VIRGINIA BEACH, Va. (WAVY) – Efforts are underway in the General Assembly to restrict a locality’s ability to regulate short term rentals.
Two identical bills would do exactly that – Senate Bill 1391 and House Bill 2271.
Under the legislation, realtors become increasing important in the short-term rental debate, and a locality’s ability to restrict property managed by a Virginia Realtor
It’s clear that if these bills pass in the House and Senate, a locality would not be able to restrict, by ordinance, any short-term rental property managed by a Virginia realtor.
“It’s my neighborhood. I live here,” said North End resident Andy Cohen, who is also a member of the North Virginia Beach Civic League. They are concerned about short term rentals in their neighborhood.
“Short-term rentals in Virginia Beach and all over the state are a real problem and localities need the opportunity to regulate them in ways that makes sense to their own community,” Cohen said.

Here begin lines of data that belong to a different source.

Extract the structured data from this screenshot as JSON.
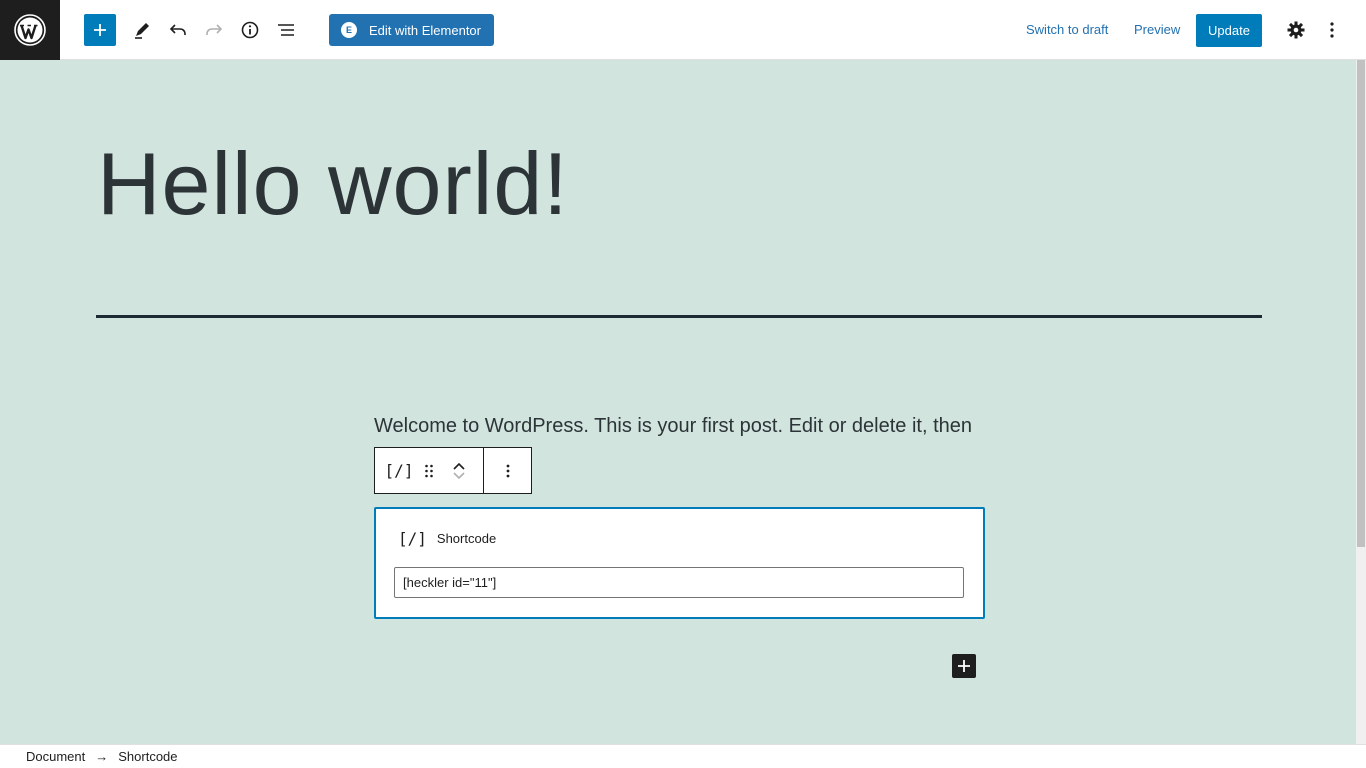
{
  "toolbar": {
    "elementor_label": "Edit with Elementor",
    "elementor_badge": "E",
    "switch_draft": "Switch to draft",
    "preview": "Preview",
    "update": "Update"
  },
  "post": {
    "title": "Hello world!",
    "paragraph": "Welcome to WordPress. This is your first post. Edit or delete it, then"
  },
  "block_toolbar": {
    "block_icon": "[/]"
  },
  "shortcode_block": {
    "icon": "[/]",
    "label": "Shortcode",
    "value": "[heckler id=\"11\"]"
  },
  "breadcrumb": {
    "items": [
      "Document",
      "Shortcode"
    ],
    "separator": "→"
  },
  "colors": {
    "accent": "#007cba",
    "elementor": "#2271b1",
    "canvas_bg": "#d2e4de",
    "dark": "#1e1e1e"
  },
  "icons": [
    "wordpress-logo-icon",
    "plus-icon",
    "pencil-icon",
    "undo-icon",
    "redo-icon",
    "info-icon",
    "list-view-icon",
    "gear-icon",
    "more-vertical-icon",
    "drag-handle-icon",
    "chevron-up-icon",
    "chevron-down-icon"
  ]
}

So, Cohen became concerned when he read the Senate and House Bills that “provides that a locality may not restrict by ordinance any short-term rental property managed by a Virginia realtor.”
Cohen thinks that gives a huge exemption to realtors.

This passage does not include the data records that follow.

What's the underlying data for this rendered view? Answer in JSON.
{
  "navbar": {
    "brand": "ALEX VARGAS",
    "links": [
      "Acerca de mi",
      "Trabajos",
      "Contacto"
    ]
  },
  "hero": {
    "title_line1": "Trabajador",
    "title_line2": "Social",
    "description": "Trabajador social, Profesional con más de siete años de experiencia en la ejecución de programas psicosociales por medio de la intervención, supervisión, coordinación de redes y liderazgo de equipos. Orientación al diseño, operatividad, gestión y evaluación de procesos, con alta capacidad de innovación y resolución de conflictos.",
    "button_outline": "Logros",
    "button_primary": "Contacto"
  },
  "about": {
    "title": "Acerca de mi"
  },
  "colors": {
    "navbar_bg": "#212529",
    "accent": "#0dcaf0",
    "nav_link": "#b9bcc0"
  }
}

“What they are doing is taking away the ability to manage locally,” Cohen said, “and these should be local decisions. Every locality in the Commonwealth has different needs and different priorities.”
Those short-term rentals not managed by a Virginia realtor would continue to be regulated by the locality.

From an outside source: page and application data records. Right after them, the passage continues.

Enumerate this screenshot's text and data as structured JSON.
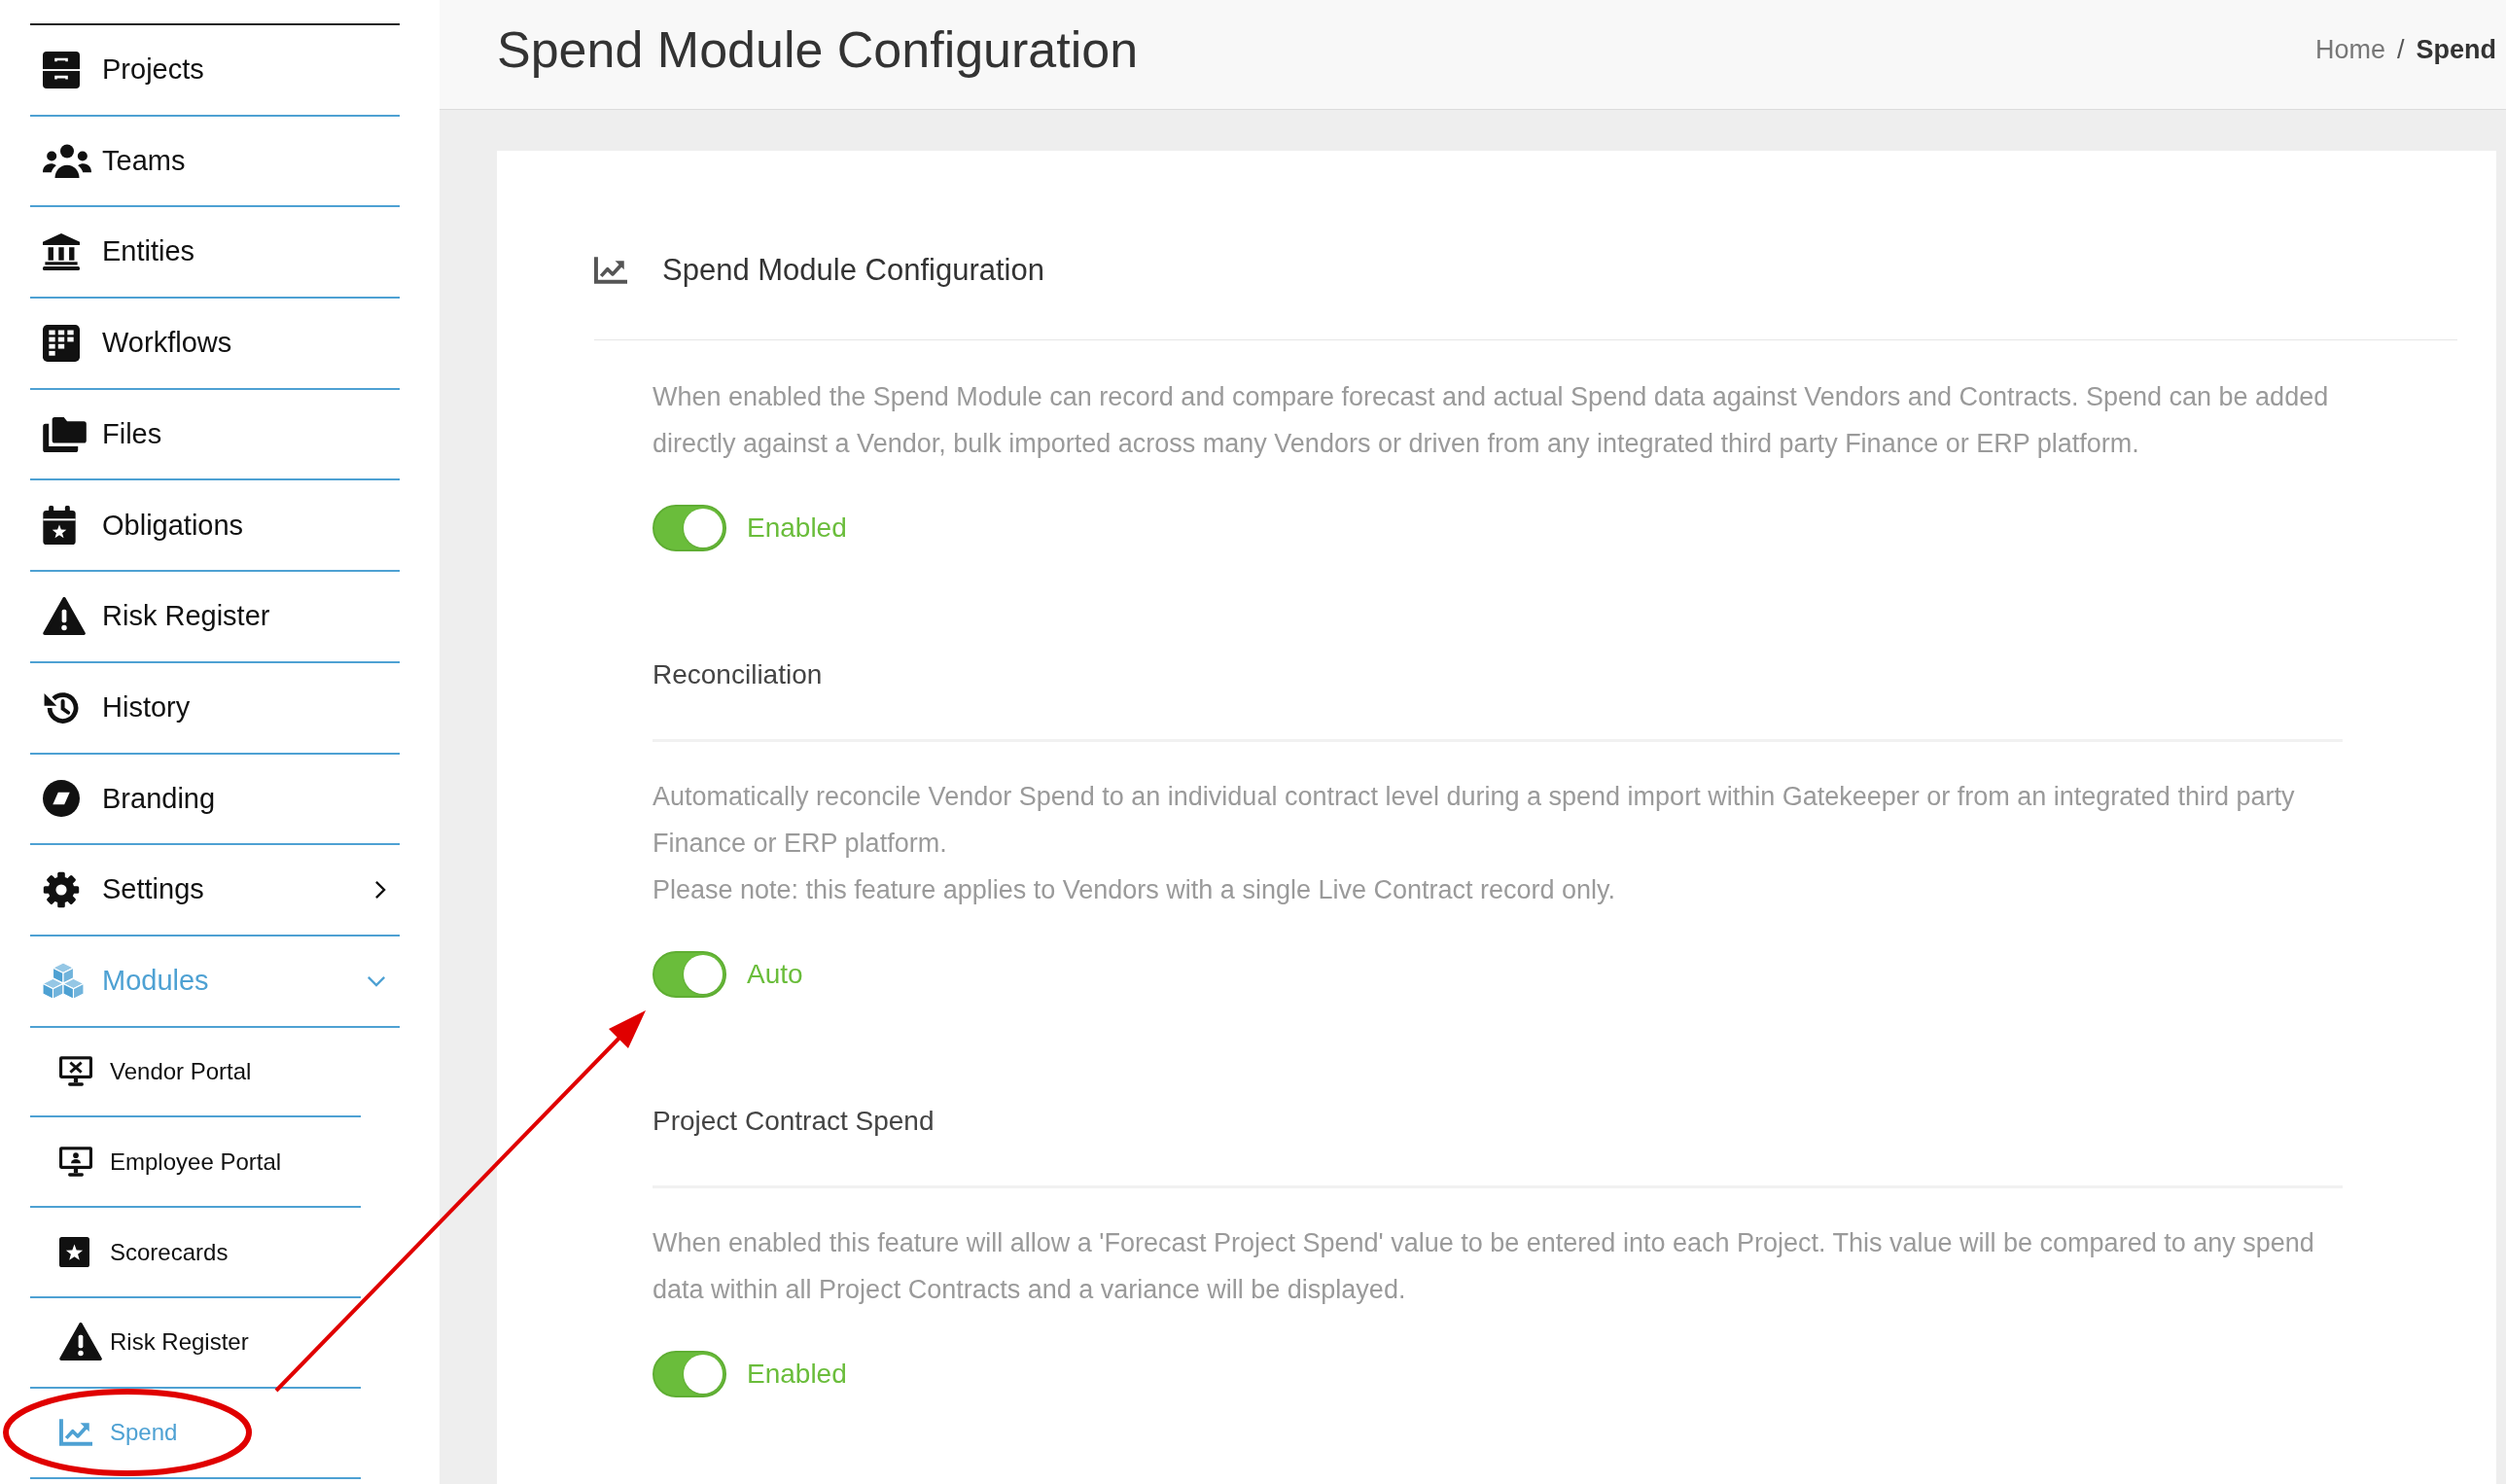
{
  "sidebar": {
    "items": [
      {
        "label": "Projects",
        "kind": "link",
        "selected": false
      },
      {
        "label": "Teams",
        "kind": "link",
        "selected": false
      },
      {
        "label": "Entities",
        "kind": "link",
        "selected": false
      },
      {
        "label": "Workflows",
        "kind": "link",
        "selected": false
      },
      {
        "label": "Files",
        "kind": "link",
        "selected": false
      },
      {
        "label": "Obligations",
        "kind": "link",
        "selected": false
      },
      {
        "label": "Risk Register",
        "kind": "link",
        "selected": false
      },
      {
        "label": "History",
        "kind": "link",
        "selected": false
      },
      {
        "label": "Branding",
        "kind": "link",
        "selected": false
      },
      {
        "label": "Settings",
        "kind": "group",
        "selected": false,
        "expanded": false
      },
      {
        "label": "Modules",
        "kind": "group",
        "selected": true,
        "expanded": true,
        "children": [
          {
            "label": "Vendor Portal",
            "selected": false
          },
          {
            "label": "Employee Portal",
            "selected": false
          },
          {
            "label": "Scorecards",
            "selected": false
          },
          {
            "label": "Risk Register",
            "selected": false
          },
          {
            "label": "Spend",
            "selected": true
          }
        ]
      }
    ]
  },
  "header": {
    "title": "Spend Module Configuration",
    "breadcrumb": [
      {
        "label": "Home",
        "selected": false
      },
      {
        "label": "Spend",
        "selected": true
      }
    ],
    "breadcrumb_separator": "/"
  },
  "card": {
    "title": "Spend Module Configuration",
    "description": "When enabled the Spend Module can record and compare forecast and actual Spend data against Vendors and Contracts. Spend can be added directly against a Vendor, bulk imported across many Vendors or driven from any integrated third party Finance or ERP platform.",
    "toggle": {
      "on": true,
      "label": "Enabled"
    },
    "sections": [
      {
        "heading": "Reconciliation",
        "paragraphs": [
          "Automatically reconcile Vendor Spend to an individual contract level during a spend import within Gatekeeper or from an integrated third party Finance or ERP platform.",
          "Please note: this feature applies to Vendors with a single Live Contract record only."
        ],
        "toggle": {
          "on": true,
          "label": "Auto"
        }
      },
      {
        "heading": "Project Contract Spend",
        "paragraphs": [
          "When enabled this feature will allow a 'Forecast Project Spend' value to be entered into each Project. This value will be compared to any spend data within all Project Contracts and a variance will be displayed."
        ],
        "toggle": {
          "on": true,
          "label": "Enabled"
        }
      }
    ]
  }
}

A local realtor offers a different perspective on the proposed bills.
“It’s good legislation, and showing the free enterprise system works,” said Greg Garrett, head of Garrett Realty Partners in Hampton Roads. “There is a lot more accountability with realtors because we are held to a code of ethics that homeowners are not held to, and even non-licensed realtors are held to.”
The legislative bills also state the “locality may not enforce an ordinance against such property where the ordinance”:
- Prohibits short-term rentals
- Limits occupancy in a short-term rental
- Limits the number rented days in a calendar year
“There is no manager on site, so if a neighbor has a concern about noise or trash or any other problem it is very hard to find someone to contact,” Cohen said.
Garrett takes a different view.
“Realtors have a history of decades of doing it right,” Garrett said, “of following the rules, the laws, and following property procedures to manage property … when cities and counties go beyond what they should to restrict the free enterprise system, and when they do it, the state steps in.”
Now the General Assembly can do that because Virginia is a Dillon Rule state. Dillon Rule localities operate under the assumption they can only wield powers explicitly authorized to them by the General Assembly.
That approach has frustrated localities that wish to solve some of the most pressing problems for their residents, like short-term rentals, in their own way.